The Economics of Settlement

June 20, 2011

In the mid-19th century, before the arrival of the first groups of Jewish settlers fleeing pogroms in Russia, Arabs living in what became the mandate territory of Palestine — now Israel, the West Bank, and Gaza — numbered between 200,000 and 300,000. Their population density and longevity resembled today’s conditions in parched and depopulated Saharan Chad. Although Worldwatch might prefer to see the Middle East returned to these more earth-friendly, organic, and sustainable demographics, the fact that some 5.5 million Arabs now live in the former British Mandate, with a life expectancy of more than 70 years, is mainly attributable, for better or worse, to the work of those Jewish settlers.

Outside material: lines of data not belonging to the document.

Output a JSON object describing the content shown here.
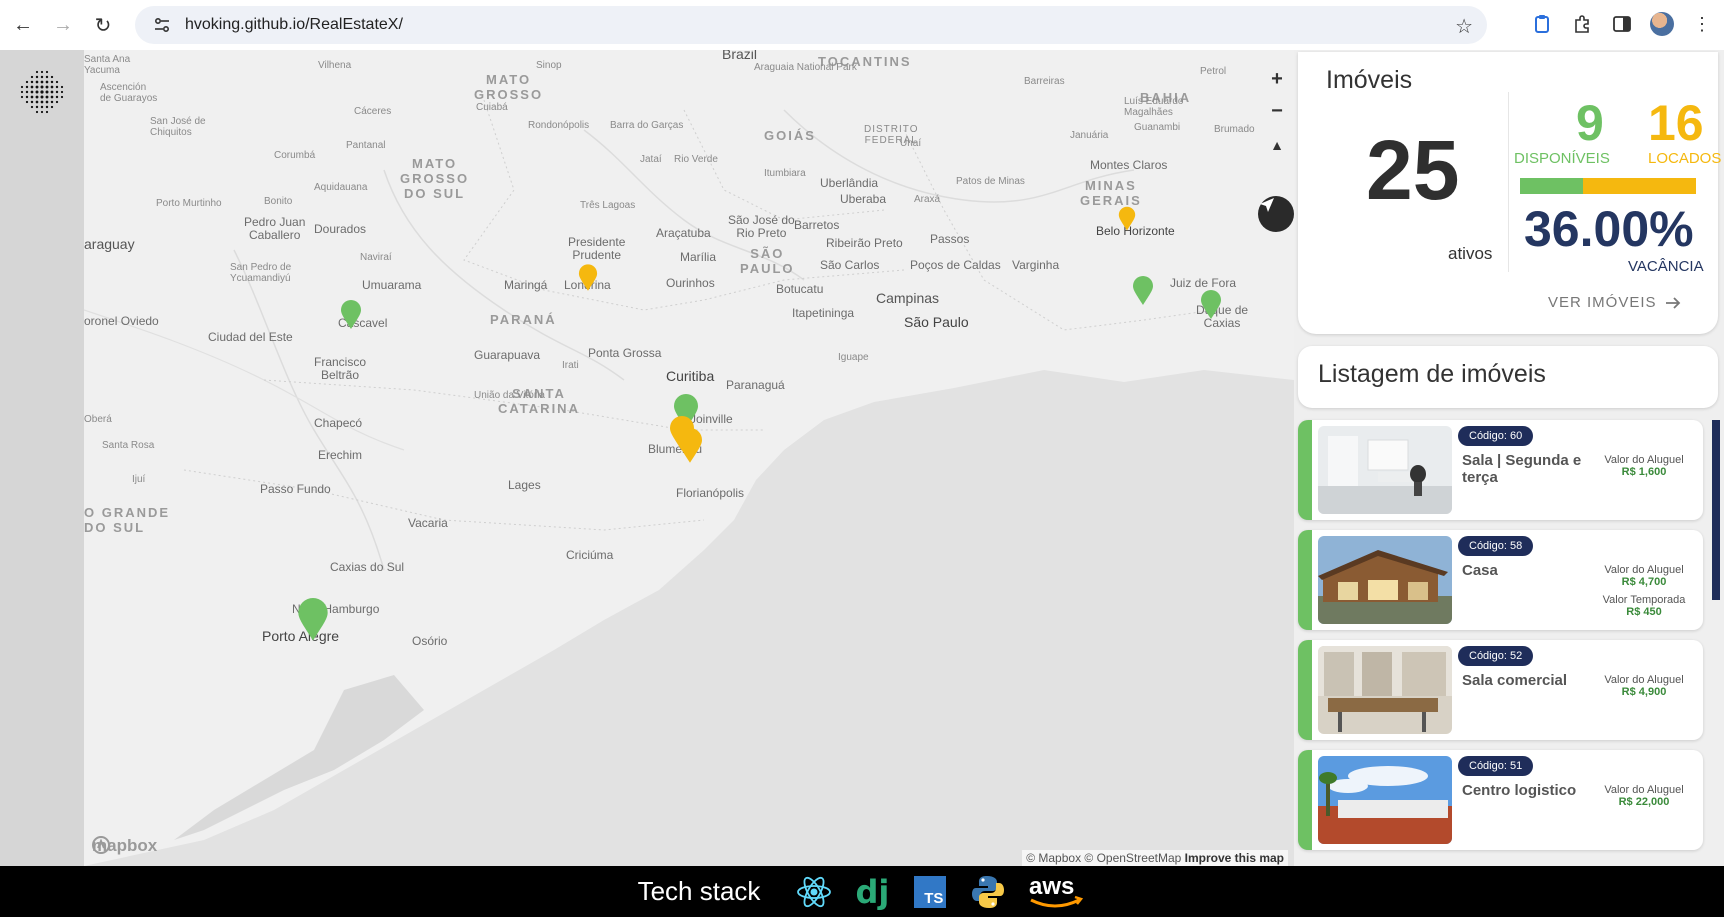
{
  "browser": {
    "url": "hvoking.github.io/RealEstateX/"
  },
  "map": {
    "labels": {
      "brazil": "Brazil",
      "tocantins": "TOCANTINS",
      "mato_grosso": "MATO\nGROSSO",
      "goias": "GOIÁS",
      "bahia": "BAHIA",
      "mato_grosso_sul": "MATO\nGROSSO\nDO SUL",
      "minas": "MINAS\nGERAIS",
      "sao_paulo_state": "SÃO\nPAULO",
      "parana": "PARANÁ",
      "santa_catarina": "SANTA\nCATARINA",
      "rio_grande": "O GRANDE\nDO SUL",
      "distrito": "DISTRITO\nFEDERAL",
      "paraguay": "araguay",
      "cities": {
        "sinop": "Sinop",
        "cuiaba": "Cuiabá",
        "rondonopolis": "Rondonópolis",
        "caceres": "Cáceres",
        "pantanal": "Pantanal",
        "corumba": "Corumbá",
        "aquidauana": "Aquidauana",
        "bonito": "Bonito",
        "pedro_juan": "Pedro Juan\nCaballero",
        "dourados": "Dourados",
        "navirai": "Naviraí",
        "umuarama": "Umuarama",
        "maringa": "Maringá",
        "londrina": "Londrina",
        "cascavel": "Cascavel",
        "ciudad_este": "Ciudad del Este",
        "coronel_oviedo": "oronel Oviedo",
        "san_pedro": "San Pedro de\nYcuamandiyú",
        "francisco_beltrao": "Francisco\nBeltrão",
        "guarapuava": "Guarapuava",
        "ponta_grossa": "Ponta Grossa",
        "curitiba": "Curitiba",
        "paranagua": "Paranaguá",
        "joinville": "Joinville",
        "blumenau": "Blumenau",
        "florianopolis": "Florianópolis",
        "lages": "Lages",
        "chapeco": "Chapecó",
        "erechim": "Erechim",
        "passo_fundo": "Passo Fundo",
        "vacaria": "Vacaria",
        "caxias": "Caxias do Sul",
        "criciuma": "Criciúma",
        "novo_hamburgo": "Novo Hamburgo",
        "porto_alegre": "Porto Alegre",
        "osorio": "Osório",
        "presidente_prudente": "Presidente\nPrudente",
        "aracatuba": "Araçatuba",
        "sao_jose_rio_preto": "São José do\nRio Preto",
        "marilia": "Marília",
        "ourinhos": "Ourinhos",
        "botucatu": "Botucatu",
        "campinas": "Campinas",
        "sao_paulo": "São Paulo",
        "sao_carlos": "São Carlos",
        "ribeirao": "Ribeirão Preto",
        "barretos": "Barretos",
        "uberaba": "Uberaba",
        "uberlandia": "Uberlândia",
        "itumbiara": "Itumbiara",
        "rio_verde": "Rio Verde",
        "jatai": "Jataí",
        "passos": "Passos",
        "pocos": "Poços de Caldas",
        "varginha": "Varginha",
        "belo_horizonte": "Belo Horizonte",
        "juiz_de_fora": "Juiz de Fora",
        "duque_caxias": "Duque de\nCaxias",
        "montes_claros": "Montes Claros",
        "guanambi": "Guanambi",
        "brumado": "Brumado",
        "itapetininga": "Itapetininga",
        "barra_garcas": "Barra do Garças",
        "patos": "Patos de Minas",
        "araxa": "Araxá",
        "ascencion": "Ascención\nde Guarayos",
        "san_jose_chiquitos": "San José de\nChiquitos",
        "santa_rosa": "Santa Rosa",
        "ijui": "Ijuí",
        "obera": "Oberá",
        "uniao": "União da Vitória",
        "irati": "Irati",
        "porto_murtinho": "Porto Murtinho",
        "tres_lagoas": "Três Lagoas",
        "vilhena": "Vilhena",
        "petrol": "Petrol",
        "lucas": "Luís Eduardo\nMagalhães",
        "iguape": "Iguape",
        "unai": "Unaí",
        "sta_ana": "Santa Ana\nYacuma",
        "araguaia": "Araguaia National Park",
        "barreiras": "Barreiras",
        "januaria": "Januária"
      },
      "attribution": "© Mapbox © OpenStreetMap",
      "improve": "Improve this map",
      "mapbox": "mapbox"
    }
  },
  "stats": {
    "title": "Imóveis",
    "total": "25",
    "total_label": "ativos",
    "available": "9",
    "available_label": "DISPONÍVEIS",
    "rented": "16",
    "rented_label": "LOCADOS",
    "available_fraction": 0.36,
    "vacancy": "36.00%",
    "vacancy_label": "VACÂNCIA",
    "view_link": "VER IMÓVEIS"
  },
  "listing_panel": {
    "title": "Listagem de imóveis",
    "items": [
      {
        "code": "Código: 60",
        "name": "Sala | Segunda e terça",
        "price_label": "Valor do Aluguel",
        "price": "R$ 1,600"
      },
      {
        "code": "Código: 58",
        "name": "Casa",
        "price_label": "Valor do Aluguel",
        "price": "R$ 4,700",
        "price2_label": "Valor Temporada",
        "price2": "R$ 450"
      },
      {
        "code": "Código: 52",
        "name": "Sala comercial",
        "price_label": "Valor do Aluguel",
        "price": "R$ 4,900"
      },
      {
        "code": "Código: 51",
        "name": "Centro logistico",
        "price_label": "Valor do Aluguel",
        "price": "R$ 22,000"
      }
    ]
  },
  "footer": {
    "tech_stack": "Tech stack",
    "icons": [
      "react-icon",
      "django-icon",
      "typescript-icon",
      "python-icon",
      "aws-icon"
    ],
    "dj": "dj",
    "ts": "TS",
    "aws": "aws"
  },
  "colors": {
    "available": "#6ec163",
    "rented": "#f5b80f",
    "navy": "#1f2d5a"
  }
}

…Jordan. A country almost four times larger than Palestine (including Sinai), Jordan partakes of the same mountain fold of mesozoic limestone, the same rich river plains, the same Rift Valley and highlands, the same mineral resources, the same climate, and a several times larger population in ancient times. But at the time of Lowdermilk’s visit, its agricultural output and per capita consumption of imports was one-fifth that of Palestine and its population density was one-tenth Palestine’s.

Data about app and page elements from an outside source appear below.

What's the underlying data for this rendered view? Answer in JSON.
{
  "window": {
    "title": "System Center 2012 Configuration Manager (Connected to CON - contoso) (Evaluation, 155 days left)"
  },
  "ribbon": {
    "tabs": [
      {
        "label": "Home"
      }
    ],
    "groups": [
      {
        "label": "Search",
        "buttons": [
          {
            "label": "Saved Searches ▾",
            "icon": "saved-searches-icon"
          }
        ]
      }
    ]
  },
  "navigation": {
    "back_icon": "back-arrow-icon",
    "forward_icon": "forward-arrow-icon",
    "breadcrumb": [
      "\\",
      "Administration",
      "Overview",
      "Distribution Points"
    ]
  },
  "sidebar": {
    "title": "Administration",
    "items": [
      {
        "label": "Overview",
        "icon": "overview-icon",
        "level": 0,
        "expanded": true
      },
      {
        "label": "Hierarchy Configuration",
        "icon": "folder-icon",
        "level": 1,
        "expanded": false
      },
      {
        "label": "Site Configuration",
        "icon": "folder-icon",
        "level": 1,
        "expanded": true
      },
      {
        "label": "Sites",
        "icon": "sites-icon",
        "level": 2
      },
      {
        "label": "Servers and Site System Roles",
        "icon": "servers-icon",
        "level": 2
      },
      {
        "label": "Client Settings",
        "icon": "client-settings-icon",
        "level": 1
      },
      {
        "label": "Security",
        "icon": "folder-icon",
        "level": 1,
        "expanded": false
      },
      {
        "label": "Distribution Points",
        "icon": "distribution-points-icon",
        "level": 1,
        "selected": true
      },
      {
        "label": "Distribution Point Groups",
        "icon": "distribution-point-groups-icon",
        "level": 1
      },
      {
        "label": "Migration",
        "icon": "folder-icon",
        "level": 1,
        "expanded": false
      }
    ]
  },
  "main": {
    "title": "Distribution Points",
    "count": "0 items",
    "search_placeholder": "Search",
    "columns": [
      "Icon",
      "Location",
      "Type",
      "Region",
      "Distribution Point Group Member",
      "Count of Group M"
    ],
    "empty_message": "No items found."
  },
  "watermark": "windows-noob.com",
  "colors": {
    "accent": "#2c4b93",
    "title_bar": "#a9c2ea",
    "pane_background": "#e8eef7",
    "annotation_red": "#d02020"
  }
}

…Lowdermilk summed it up: “Rural Palestine is becoming less and less like Trans Jordan, Syria and Iraq and more like Denmark, Holland, and parts of the United States [Southern California].”
…Raja Khalidi’s entire argument itself suffers from a huge gap — namely, the absence of evidence that Arabs anywhere in the world outside of the United States have performed as well economically as have Arabs in Israel. The average Arab annual per capita income in Israel is $600 per month (i.e., an annual household income of $14,400 for a family of four). This compares with an average annual income of $9,400 for a family of four in sparsely populated Jordan, which roughly matches the average across the Arab world. Moreover, while Palestinians in the disputed territories have undergone a catastrophic 40 percent drop in income since the PLO’s resurgence, the income gap between Israel’s Palestinian Arab population and Jewish population has, in fact, been declining.
Any income gap between the Jewish and Arab populations of Israel is clearly attributable to the prowess of Jewish entrepreneurs and other professionals, whose excellence produces similar gaps in every free country on earth with significant numbers of Jews. Jews, for example, outearn other Caucasians in the United States by an even larger margin than they outearn Arabs in Israel. This probably reflects the fact that the United States, until recently, had a freer economy, by most standards, than Israel.

….As George Will acerbically noted in a particularly brilliant column, “Turkey was claiming to bring humanitarian aid to Gaza, a land with higher incomes and longevity than Turkey itself.” via spectator.org